◆ **Task brief**: Reproduce the entries verbatim; no pictures.
[Opening Input data section]
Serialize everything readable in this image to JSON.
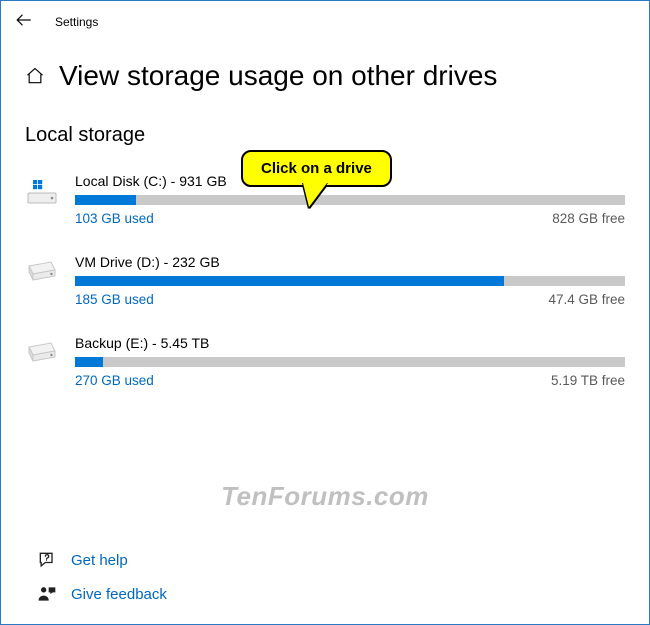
{
  "app_title": "Settings",
  "page_title": "View storage usage on other drives",
  "section": "Local storage",
  "callout": "Click on a drive",
  "watermark": "TenForums.com",
  "drives": [
    {
      "name": "Local Disk (C:) - 931 GB",
      "used": "103 GB used",
      "free": "828 GB free",
      "fill_pct": 11,
      "is_os": true
    },
    {
      "name": "VM Drive (D:) - 232 GB",
      "used": "185 GB used",
      "free": "47.4 GB free",
      "fill_pct": 78,
      "is_os": false
    },
    {
      "name": "Backup (E:) - 5.45 TB",
      "used": "270 GB used",
      "free": "5.19 TB free",
      "fill_pct": 5,
      "is_os": false
    }
  ],
  "links": {
    "help": "Get help",
    "feedback": "Give feedback"
  }
}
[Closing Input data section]
◆ **Worked solution**:
Serialize everything readable in this image to JSON.
{
  "app_title": "Settings",
  "page_title": "View storage usage on other drives",
  "section": "Local storage",
  "callout": "Click on a drive",
  "watermark": "TenForums.com",
  "drives": [
    {
      "name": "Local Disk (C:) - 931 GB",
      "used": "103 GB used",
      "free": "828 GB free",
      "fill_pct": 11,
      "is_os": true
    },
    {
      "name": "VM Drive (D:) - 232 GB",
      "used": "185 GB used",
      "free": "47.4 GB free",
      "fill_pct": 78,
      "is_os": false
    },
    {
      "name": "Backup (E:) - 5.45 TB",
      "used": "270 GB used",
      "free": "5.19 TB free",
      "fill_pct": 5,
      "is_os": false
    }
  ],
  "links": {
    "help": "Get help",
    "feedback": "Give feedback"
  }
}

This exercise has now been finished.